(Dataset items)
====

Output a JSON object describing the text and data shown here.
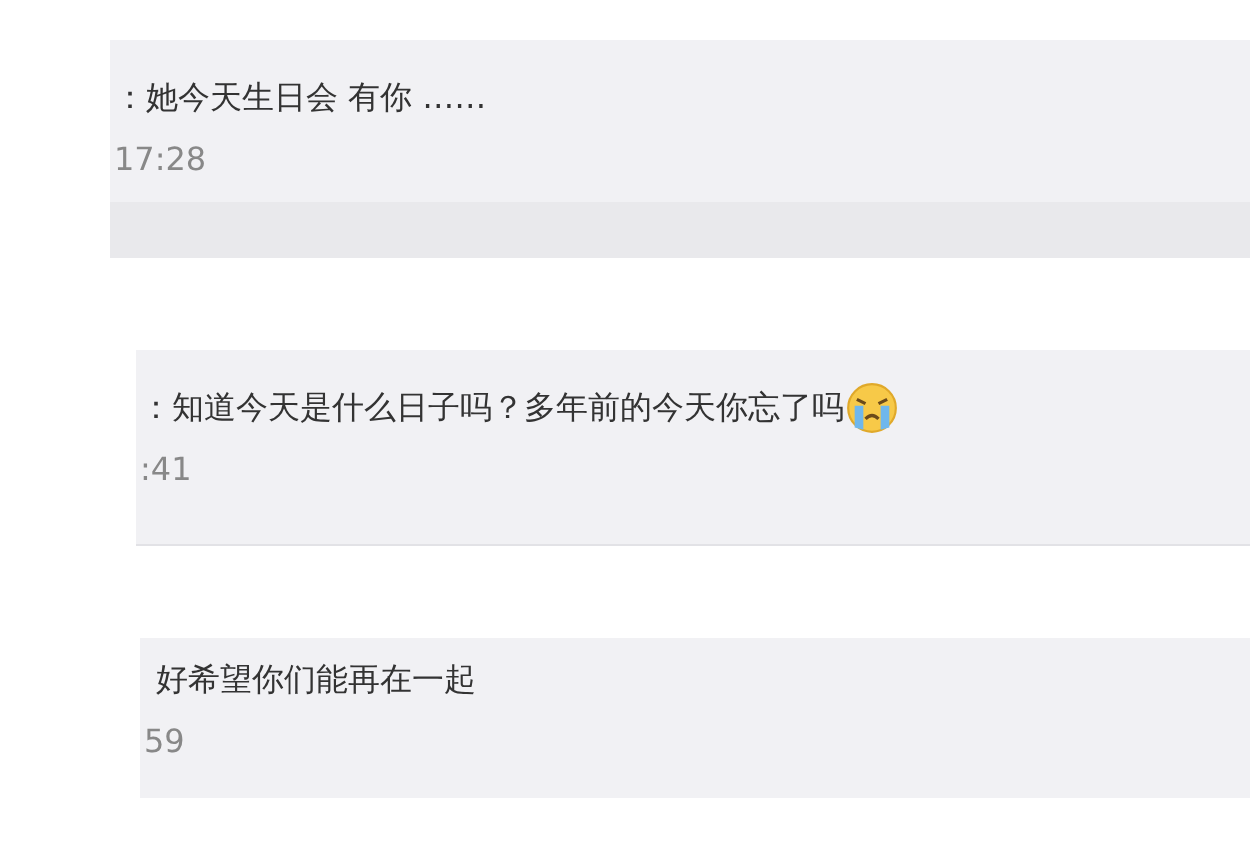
{
  "comments": [
    {
      "text": "：她今天生日会 有你 ……",
      "time": "17:28",
      "emoji": false,
      "reply_bar": true
    },
    {
      "text": "：知道今天是什么日子吗？多年前的今天你忘了吗",
      "time": ":41",
      "emoji": true,
      "reply_bar": false
    },
    {
      "text": "好希望你们能再在一起",
      "time": "59",
      "emoji": false,
      "reply_bar": false
    }
  ]
}
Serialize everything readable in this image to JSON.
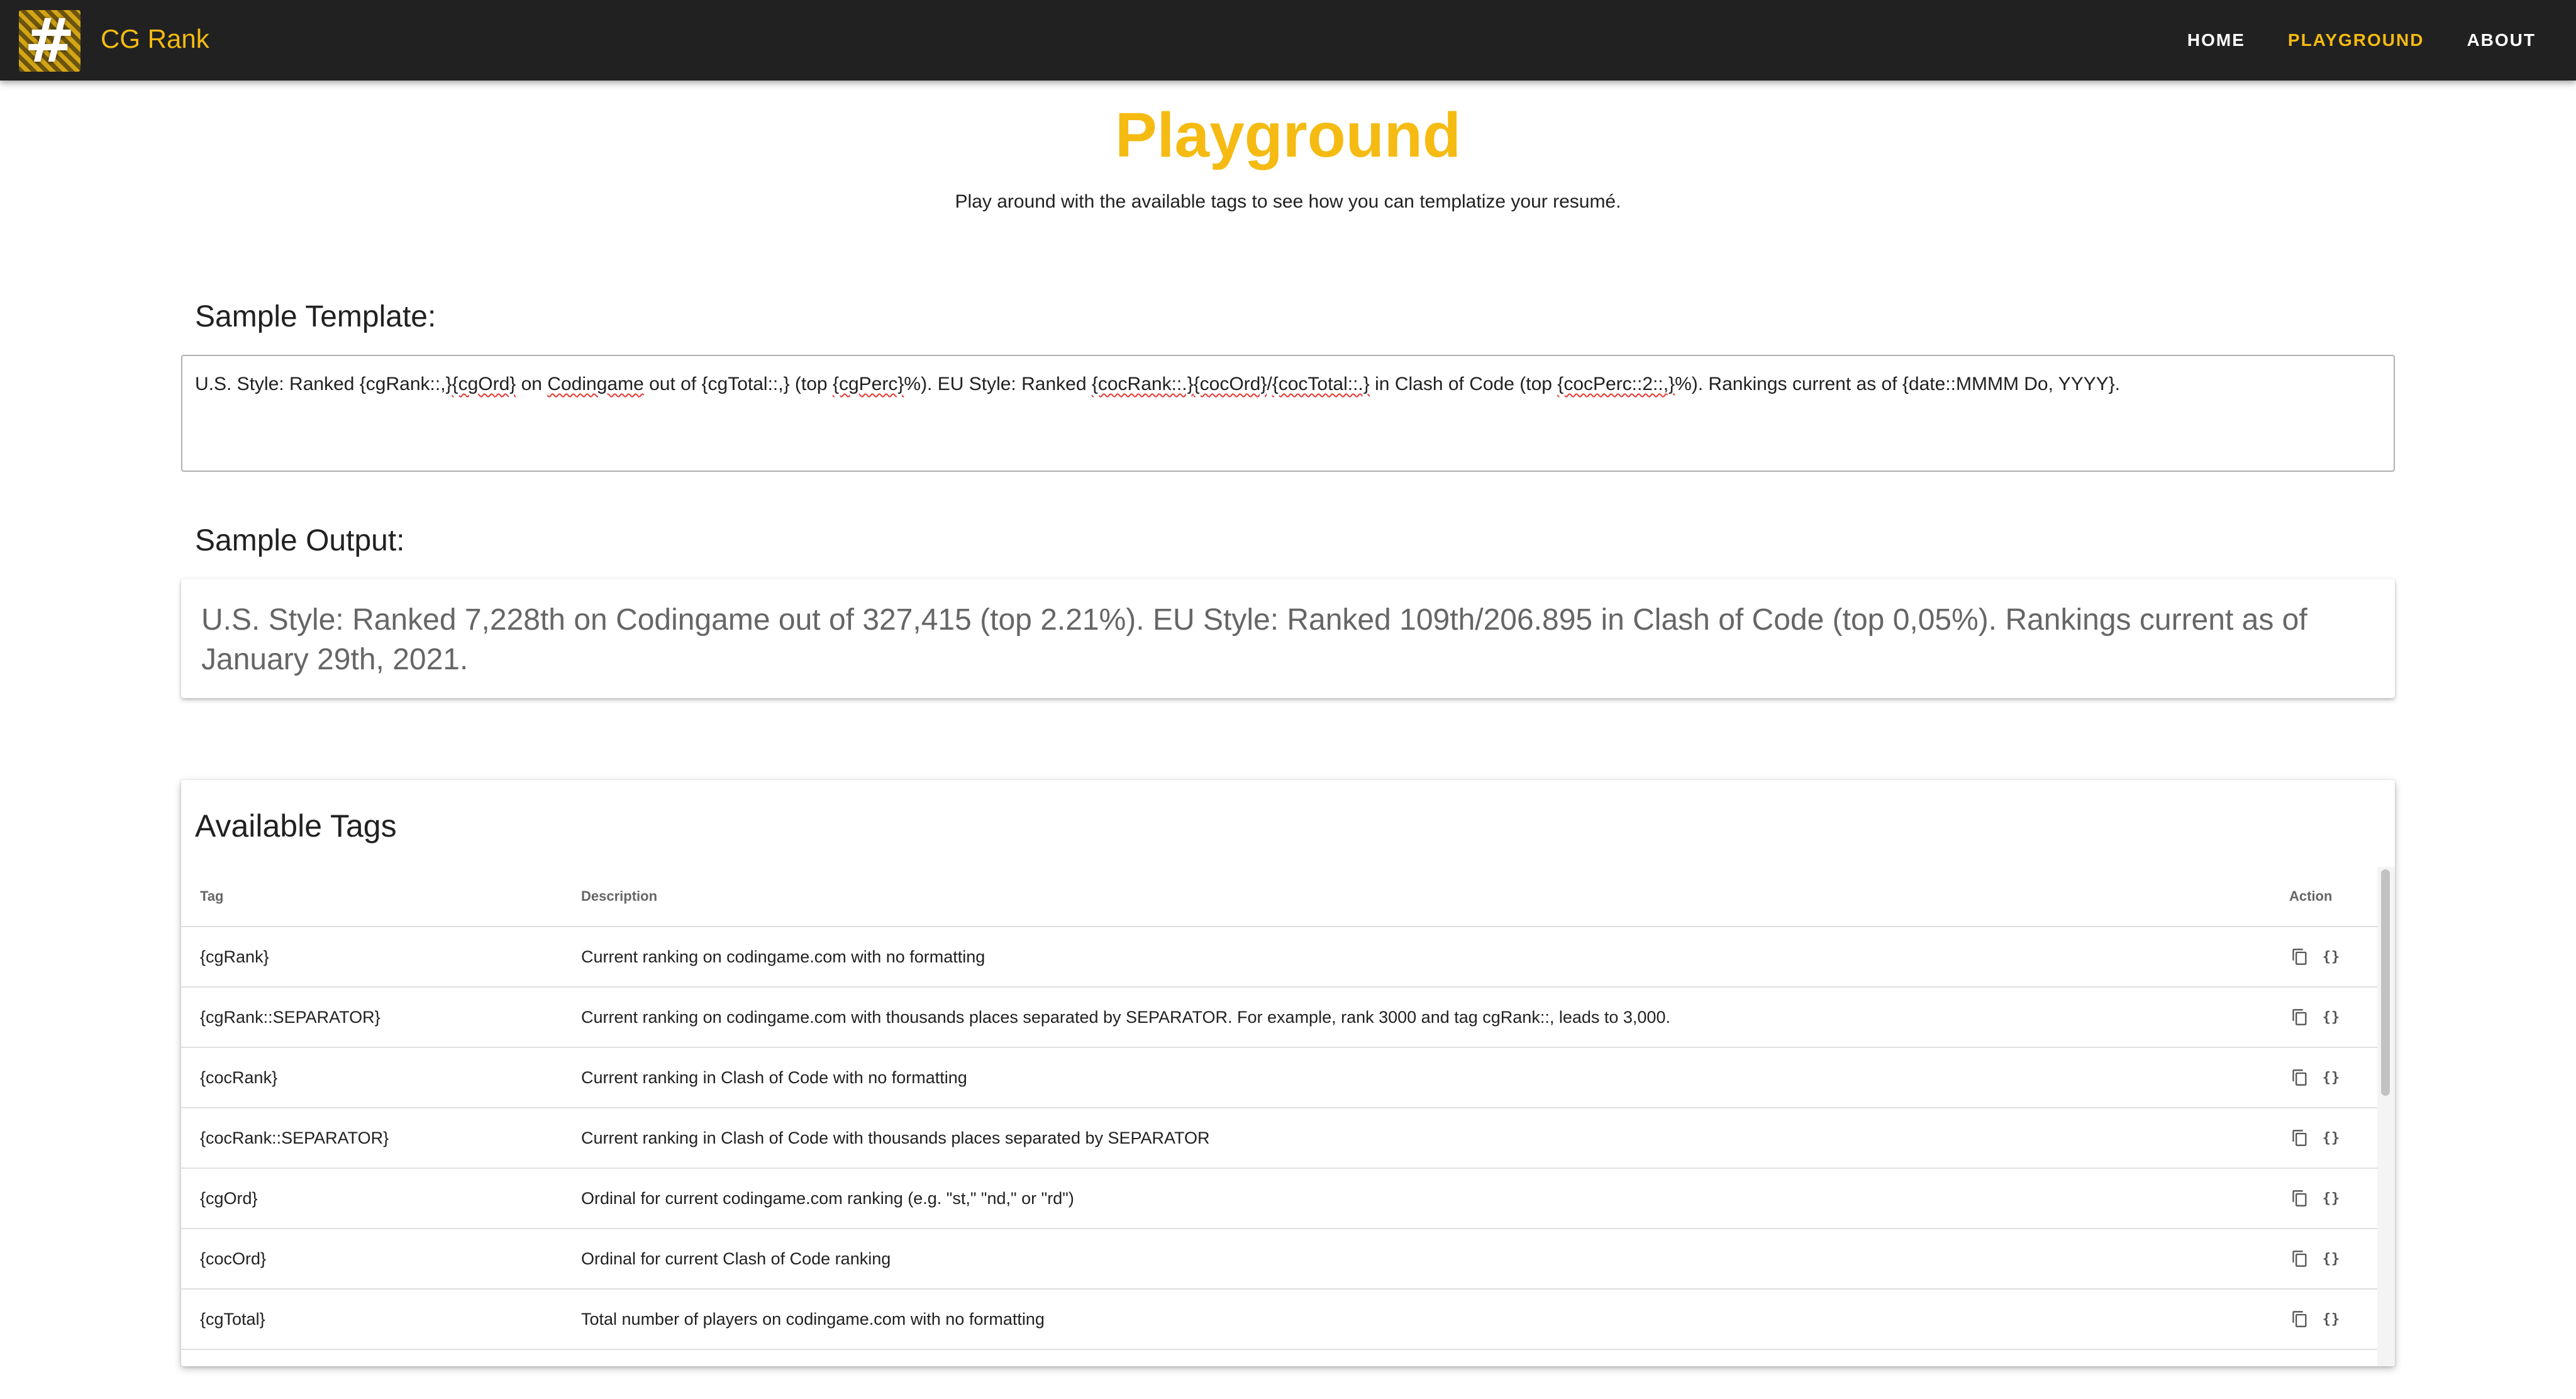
{
  "app": {
    "brand": "CG Rank",
    "logo_glyph": "#"
  },
  "nav": {
    "items": [
      {
        "label": "HOME",
        "active": false
      },
      {
        "label": "PLAYGROUND",
        "active": true
      },
      {
        "label": "ABOUT",
        "active": false
      }
    ]
  },
  "page": {
    "title": "Playground",
    "subtitle": "Play around with the available tags to see how you can templatize your resumé."
  },
  "template": {
    "heading": "Sample Template:",
    "parts": [
      {
        "text": "U.S. Style: Ranked {cgRank::,}",
        "spell": false
      },
      {
        "text": "{cgOrd}",
        "spell": true
      },
      {
        "text": " on ",
        "spell": false
      },
      {
        "text": "Codingame",
        "spell": true
      },
      {
        "text": " out of {cgTotal::,} (top ",
        "spell": false
      },
      {
        "text": "{cgPerc}",
        "spell": true
      },
      {
        "text": "%). EU Style: Ranked ",
        "spell": false
      },
      {
        "text": "{cocRank::.}",
        "spell": true
      },
      {
        "text": "{cocOrd}",
        "spell": true
      },
      {
        "text": "/",
        "spell": false
      },
      {
        "text": "{cocTotal::.}",
        "spell": true
      },
      {
        "text": " in Clash of Code (top ",
        "spell": false
      },
      {
        "text": "{cocPerc::2::,}",
        "spell": true
      },
      {
        "text": "%). Rankings current as of {date::MMMM Do, YYYY}.",
        "spell": false
      }
    ]
  },
  "output": {
    "heading": "Sample Output:",
    "text": "U.S. Style: Ranked 7,228th on Codingame out of 327,415 (top 2.21%). EU Style: Ranked 109th/206.895 in Clash of Code (top 0,05%). Rankings current as of January 29th, 2021."
  },
  "tags": {
    "title": "Available Tags",
    "columns": {
      "tag": "Tag",
      "description": "Description",
      "action": "Action"
    },
    "rows": [
      {
        "tag": "{cgRank}",
        "description": "Current ranking on codingame.com with no formatting"
      },
      {
        "tag": "{cgRank::SEPARATOR}",
        "description": "Current ranking on codingame.com with thousands places separated by SEPARATOR. For example, rank 3000 and tag cgRank::, leads to 3,000."
      },
      {
        "tag": "{cocRank}",
        "description": "Current ranking in Clash of Code with no formatting"
      },
      {
        "tag": "{cocRank::SEPARATOR}",
        "description": "Current ranking in Clash of Code with thousands places separated by SEPARATOR"
      },
      {
        "tag": "{cgOrd}",
        "description": "Ordinal for current codingame.com ranking (e.g. \"st,\" \"nd,\" or \"rd\")"
      },
      {
        "tag": "{cocOrd}",
        "description": "Ordinal for current Clash of Code ranking"
      },
      {
        "tag": "{cgTotal}",
        "description": "Total number of players on codingame.com with no formatting"
      },
      {
        "tag": "",
        "description": ""
      }
    ],
    "action_icons": [
      "copy-icon",
      "insert-braces-icon"
    ],
    "braces_glyph": "{}"
  }
}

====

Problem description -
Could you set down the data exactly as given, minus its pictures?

Solution for this problem -
Output a JSON object describing the text and data shown here.
{
  "comments": [
    {
      "text": "：她今天生日会 有你 ……",
      "time": "17:28",
      "emoji": false,
      "reply_bar": true
    },
    {
      "text": "：知道今天是什么日子吗？多年前的今天你忘了吗",
      "time": ":41",
      "emoji": true,
      "reply_bar": false
    },
    {
      "text": "好希望你们能再在一起",
      "time": "59",
      "emoji": false,
      "reply_bar": false
    }
  ]
}
Serialize everything readable in this image to JSON.
{
  "app": {
    "brand": "CG Rank",
    "logo_glyph": "#"
  },
  "nav": {
    "items": [
      {
        "label": "HOME",
        "active": false
      },
      {
        "label": "PLAYGROUND",
        "active": true
      },
      {
        "label": "ABOUT",
        "active": false
      }
    ]
  },
  "page": {
    "title": "Playground",
    "subtitle": "Play around with the available tags to see how you can templatize your resumé."
  },
  "template": {
    "heading": "Sample Template:",
    "parts": [
      {
        "text": "U.S. Style: Ranked {cgRank::,}",
        "spell": false
      },
      {
        "text": "{cgOrd}",
        "spell": true
      },
      {
        "text": " on ",
        "spell": false
      },
      {
        "text": "Codingame",
        "spell": true
      },
      {
        "text": " out of {cgTotal::,} (top ",
        "spell": false
      },
      {
        "text": "{cgPerc}",
        "spell": true
      },
      {
        "text": "%). EU Style: Ranked ",
        "spell": false
      },
      {
        "text": "{cocRank::.}",
        "spell": true
      },
      {
        "text": "{cocOrd}",
        "spell": true
      },
      {
        "text": "/",
        "spell": false
      },
      {
        "text": "{cocTotal::.}",
        "spell": true
      },
      {
        "text": " in Clash of Code (top ",
        "spell": false
      },
      {
        "text": "{cocPerc::2::,}",
        "spell": true
      },
      {
        "text": "%). Rankings current as of {date::MMMM Do, YYYY}.",
        "spell": false
      }
    ]
  },
  "output": {
    "heading": "Sample Output:",
    "text": "U.S. Style: Ranked 7,228th on Codingame out of 327,415 (top 2.21%). EU Style: Ranked 109th/206.895 in Clash of Code (top 0,05%). Rankings current as of January 29th, 2021."
  },
  "tags": {
    "title": "Available Tags",
    "columns": {
      "tag": "Tag",
      "description": "Description",
      "action": "Action"
    },
    "rows": [
      {
        "tag": "{cgRank}",
        "description": "Current ranking on codingame.com with no formatting"
      },
      {
        "tag": "{cgRank::SEPARATOR}",
        "description": "Current ranking on codingame.com with thousands places separated by SEPARATOR. For example, rank 3000 and tag cgRank::, leads to 3,000."
      },
      {
        "tag": "{cocRank}",
        "description": "Current ranking in Clash of Code with no formatting"
      },
      {
        "tag": "{cocRank::SEPARATOR}",
        "description": "Current ranking in Clash of Code with thousands places separated by SEPARATOR"
      },
      {
        "tag": "{cgOrd}",
        "description": "Ordinal for current codingame.com ranking (e.g. \"st,\" \"nd,\" or \"rd\")"
      },
      {
        "tag": "{cocOrd}",
        "description": "Ordinal for current Clash of Code ranking"
      },
      {
        "tag": "{cgTotal}",
        "description": "Total number of players on codingame.com with no formatting"
      },
      {
        "tag": "",
        "description": ""
      }
    ],
    "action_icons": [
      "copy-icon",
      "insert-braces-icon"
    ],
    "braces_glyph": "{}"
  }
}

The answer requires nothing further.